» **Task to carry out**
Lines containing "photo" should be pulled from the material below.

======

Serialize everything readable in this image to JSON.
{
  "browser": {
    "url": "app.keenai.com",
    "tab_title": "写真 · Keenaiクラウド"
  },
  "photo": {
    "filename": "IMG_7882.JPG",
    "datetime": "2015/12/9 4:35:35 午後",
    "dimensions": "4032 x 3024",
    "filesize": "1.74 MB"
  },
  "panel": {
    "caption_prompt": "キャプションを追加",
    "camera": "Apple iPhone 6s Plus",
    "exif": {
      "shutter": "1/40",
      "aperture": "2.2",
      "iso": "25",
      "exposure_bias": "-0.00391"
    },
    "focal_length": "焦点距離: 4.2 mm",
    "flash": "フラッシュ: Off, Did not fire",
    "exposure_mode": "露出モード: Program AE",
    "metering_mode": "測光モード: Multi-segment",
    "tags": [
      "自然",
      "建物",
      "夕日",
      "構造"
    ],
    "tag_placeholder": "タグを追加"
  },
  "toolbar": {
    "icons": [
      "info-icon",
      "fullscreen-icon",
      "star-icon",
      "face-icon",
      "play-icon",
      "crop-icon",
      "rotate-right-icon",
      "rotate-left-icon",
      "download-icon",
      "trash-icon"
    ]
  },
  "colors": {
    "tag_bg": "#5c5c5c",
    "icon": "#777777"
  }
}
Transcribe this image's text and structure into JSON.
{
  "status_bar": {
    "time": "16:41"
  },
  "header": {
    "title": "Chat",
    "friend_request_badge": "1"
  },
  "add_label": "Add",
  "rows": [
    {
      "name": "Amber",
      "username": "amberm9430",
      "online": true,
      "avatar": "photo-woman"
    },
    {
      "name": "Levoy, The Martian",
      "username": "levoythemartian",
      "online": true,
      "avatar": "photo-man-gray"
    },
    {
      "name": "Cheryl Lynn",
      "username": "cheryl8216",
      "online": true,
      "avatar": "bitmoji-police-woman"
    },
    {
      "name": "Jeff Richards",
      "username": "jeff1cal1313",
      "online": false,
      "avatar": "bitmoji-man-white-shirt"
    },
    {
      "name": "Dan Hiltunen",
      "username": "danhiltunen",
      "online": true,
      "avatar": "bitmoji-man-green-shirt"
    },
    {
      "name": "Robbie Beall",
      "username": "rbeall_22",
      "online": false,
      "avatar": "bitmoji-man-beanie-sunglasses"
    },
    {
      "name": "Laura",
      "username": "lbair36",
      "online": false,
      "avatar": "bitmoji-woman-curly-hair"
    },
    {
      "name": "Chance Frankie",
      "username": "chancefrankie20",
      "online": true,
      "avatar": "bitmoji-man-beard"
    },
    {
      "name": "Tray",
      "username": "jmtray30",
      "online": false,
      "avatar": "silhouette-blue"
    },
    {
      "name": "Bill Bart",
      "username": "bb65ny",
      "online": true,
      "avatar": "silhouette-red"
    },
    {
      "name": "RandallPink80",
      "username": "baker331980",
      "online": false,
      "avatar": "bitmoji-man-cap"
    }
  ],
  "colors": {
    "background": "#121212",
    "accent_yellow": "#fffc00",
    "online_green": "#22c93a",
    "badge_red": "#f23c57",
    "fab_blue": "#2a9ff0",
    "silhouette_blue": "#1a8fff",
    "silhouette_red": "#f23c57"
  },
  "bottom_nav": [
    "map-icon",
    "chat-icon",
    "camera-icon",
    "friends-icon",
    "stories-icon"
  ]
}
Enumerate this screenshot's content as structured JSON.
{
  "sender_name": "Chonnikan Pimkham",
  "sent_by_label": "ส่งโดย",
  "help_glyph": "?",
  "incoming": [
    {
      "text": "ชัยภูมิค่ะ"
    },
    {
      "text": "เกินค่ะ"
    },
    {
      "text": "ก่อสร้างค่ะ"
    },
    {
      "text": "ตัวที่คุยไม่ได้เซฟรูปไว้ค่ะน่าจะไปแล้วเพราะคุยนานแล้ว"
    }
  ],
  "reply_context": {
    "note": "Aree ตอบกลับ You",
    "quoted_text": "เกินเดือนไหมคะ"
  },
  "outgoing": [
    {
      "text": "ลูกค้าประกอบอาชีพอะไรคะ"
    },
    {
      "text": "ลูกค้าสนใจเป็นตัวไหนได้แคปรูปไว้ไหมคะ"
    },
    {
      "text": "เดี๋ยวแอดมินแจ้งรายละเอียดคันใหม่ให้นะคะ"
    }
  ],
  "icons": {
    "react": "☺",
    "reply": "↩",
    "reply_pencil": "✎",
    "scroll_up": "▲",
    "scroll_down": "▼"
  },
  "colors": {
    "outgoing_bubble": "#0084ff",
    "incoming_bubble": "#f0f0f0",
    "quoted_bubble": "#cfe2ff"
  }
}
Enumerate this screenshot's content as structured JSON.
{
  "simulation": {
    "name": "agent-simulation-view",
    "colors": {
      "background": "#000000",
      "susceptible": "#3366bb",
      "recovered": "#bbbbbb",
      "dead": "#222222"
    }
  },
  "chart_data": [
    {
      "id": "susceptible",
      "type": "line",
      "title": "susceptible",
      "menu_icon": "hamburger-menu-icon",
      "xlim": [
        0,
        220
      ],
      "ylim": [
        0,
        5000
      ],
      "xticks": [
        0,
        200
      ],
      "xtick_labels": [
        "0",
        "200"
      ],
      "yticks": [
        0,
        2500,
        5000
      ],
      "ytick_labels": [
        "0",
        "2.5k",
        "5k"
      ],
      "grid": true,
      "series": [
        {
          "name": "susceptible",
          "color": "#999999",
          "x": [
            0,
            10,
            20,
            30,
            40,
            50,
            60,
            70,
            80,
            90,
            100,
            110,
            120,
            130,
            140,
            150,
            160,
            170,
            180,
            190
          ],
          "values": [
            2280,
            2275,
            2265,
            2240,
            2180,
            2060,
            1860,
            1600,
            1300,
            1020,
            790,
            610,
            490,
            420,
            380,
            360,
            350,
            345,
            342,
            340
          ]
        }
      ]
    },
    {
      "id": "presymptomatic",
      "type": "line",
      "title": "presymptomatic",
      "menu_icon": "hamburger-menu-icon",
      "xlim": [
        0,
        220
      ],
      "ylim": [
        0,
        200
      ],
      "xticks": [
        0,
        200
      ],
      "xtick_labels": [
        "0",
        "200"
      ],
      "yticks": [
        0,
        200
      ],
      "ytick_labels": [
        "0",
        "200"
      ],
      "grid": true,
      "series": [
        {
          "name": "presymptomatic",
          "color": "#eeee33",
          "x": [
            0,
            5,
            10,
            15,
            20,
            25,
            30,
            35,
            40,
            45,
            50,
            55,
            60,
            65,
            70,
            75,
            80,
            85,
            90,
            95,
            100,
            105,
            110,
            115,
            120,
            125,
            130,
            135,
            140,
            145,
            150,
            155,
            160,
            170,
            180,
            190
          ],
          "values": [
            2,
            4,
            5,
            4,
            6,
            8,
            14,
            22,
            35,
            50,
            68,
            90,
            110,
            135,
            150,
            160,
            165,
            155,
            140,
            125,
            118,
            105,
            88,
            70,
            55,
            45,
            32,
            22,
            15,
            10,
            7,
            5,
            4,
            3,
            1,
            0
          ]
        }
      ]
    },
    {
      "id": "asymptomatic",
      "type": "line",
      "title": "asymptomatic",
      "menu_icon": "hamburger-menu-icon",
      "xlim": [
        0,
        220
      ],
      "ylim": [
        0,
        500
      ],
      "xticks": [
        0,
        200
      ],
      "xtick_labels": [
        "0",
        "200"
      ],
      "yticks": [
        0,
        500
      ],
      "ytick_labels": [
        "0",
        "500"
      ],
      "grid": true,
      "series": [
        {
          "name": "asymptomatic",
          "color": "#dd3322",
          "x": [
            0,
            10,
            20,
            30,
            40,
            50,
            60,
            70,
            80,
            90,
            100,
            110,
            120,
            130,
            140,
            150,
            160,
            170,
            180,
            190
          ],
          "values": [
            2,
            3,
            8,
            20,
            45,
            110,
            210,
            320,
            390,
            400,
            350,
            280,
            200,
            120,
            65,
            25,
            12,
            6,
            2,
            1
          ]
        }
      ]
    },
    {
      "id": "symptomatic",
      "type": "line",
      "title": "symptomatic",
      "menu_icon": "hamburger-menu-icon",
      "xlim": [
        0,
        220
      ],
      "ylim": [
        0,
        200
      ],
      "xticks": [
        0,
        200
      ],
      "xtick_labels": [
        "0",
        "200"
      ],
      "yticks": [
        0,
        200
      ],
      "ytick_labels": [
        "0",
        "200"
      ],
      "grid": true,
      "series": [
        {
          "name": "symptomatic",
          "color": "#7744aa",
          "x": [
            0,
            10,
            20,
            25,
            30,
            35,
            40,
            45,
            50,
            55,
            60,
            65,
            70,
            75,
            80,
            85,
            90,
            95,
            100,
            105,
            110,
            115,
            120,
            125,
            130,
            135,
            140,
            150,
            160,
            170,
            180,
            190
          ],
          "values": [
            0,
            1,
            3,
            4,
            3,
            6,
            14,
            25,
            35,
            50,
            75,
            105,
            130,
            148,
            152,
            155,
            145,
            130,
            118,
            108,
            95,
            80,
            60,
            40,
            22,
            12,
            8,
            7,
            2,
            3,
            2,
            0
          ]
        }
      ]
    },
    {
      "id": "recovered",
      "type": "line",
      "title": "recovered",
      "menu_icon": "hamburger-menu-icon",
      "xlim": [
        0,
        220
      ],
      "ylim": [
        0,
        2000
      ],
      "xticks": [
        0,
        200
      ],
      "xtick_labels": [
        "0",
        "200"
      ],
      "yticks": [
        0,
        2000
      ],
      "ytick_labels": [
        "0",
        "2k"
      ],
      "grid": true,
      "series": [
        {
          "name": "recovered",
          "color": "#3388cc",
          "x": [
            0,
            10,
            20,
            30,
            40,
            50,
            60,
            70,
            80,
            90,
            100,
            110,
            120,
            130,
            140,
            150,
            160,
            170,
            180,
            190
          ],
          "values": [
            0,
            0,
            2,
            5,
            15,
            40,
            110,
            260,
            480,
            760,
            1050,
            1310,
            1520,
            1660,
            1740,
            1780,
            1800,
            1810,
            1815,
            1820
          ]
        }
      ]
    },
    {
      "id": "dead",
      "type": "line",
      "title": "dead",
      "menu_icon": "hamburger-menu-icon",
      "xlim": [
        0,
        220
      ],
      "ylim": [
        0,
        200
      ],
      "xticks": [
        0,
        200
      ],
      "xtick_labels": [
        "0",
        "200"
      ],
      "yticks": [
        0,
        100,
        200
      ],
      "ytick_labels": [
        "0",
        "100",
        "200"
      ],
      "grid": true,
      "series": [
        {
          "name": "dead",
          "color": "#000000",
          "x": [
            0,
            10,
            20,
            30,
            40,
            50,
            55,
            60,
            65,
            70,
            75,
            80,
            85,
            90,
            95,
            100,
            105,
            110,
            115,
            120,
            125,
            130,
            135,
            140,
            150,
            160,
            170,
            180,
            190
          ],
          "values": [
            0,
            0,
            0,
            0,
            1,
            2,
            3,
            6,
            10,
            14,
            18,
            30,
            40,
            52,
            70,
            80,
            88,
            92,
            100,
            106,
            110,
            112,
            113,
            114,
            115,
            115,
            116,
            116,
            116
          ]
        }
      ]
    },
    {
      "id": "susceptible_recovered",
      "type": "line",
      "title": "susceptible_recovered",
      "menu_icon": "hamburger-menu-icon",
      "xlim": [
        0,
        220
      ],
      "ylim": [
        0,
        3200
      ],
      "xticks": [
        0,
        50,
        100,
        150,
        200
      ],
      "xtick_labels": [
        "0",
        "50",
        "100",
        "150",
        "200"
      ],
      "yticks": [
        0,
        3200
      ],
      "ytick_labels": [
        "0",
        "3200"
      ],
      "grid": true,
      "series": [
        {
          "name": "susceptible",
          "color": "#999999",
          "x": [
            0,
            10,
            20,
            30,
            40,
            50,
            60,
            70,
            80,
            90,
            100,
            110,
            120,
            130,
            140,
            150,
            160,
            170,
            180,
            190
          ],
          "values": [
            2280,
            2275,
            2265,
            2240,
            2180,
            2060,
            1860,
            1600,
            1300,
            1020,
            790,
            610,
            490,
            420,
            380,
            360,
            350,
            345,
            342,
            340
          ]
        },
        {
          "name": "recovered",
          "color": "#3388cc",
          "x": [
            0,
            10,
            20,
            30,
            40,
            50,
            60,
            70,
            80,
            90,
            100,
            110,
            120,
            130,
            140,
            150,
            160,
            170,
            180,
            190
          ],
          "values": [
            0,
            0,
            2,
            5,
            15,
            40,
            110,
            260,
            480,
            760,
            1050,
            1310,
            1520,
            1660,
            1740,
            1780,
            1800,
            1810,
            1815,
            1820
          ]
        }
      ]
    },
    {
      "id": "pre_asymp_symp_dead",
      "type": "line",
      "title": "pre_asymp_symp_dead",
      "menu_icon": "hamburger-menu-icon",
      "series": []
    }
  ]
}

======

» **Output**
  "photo": {
      "avatar": "photo-woman"
      "avatar": "photo-man-gray"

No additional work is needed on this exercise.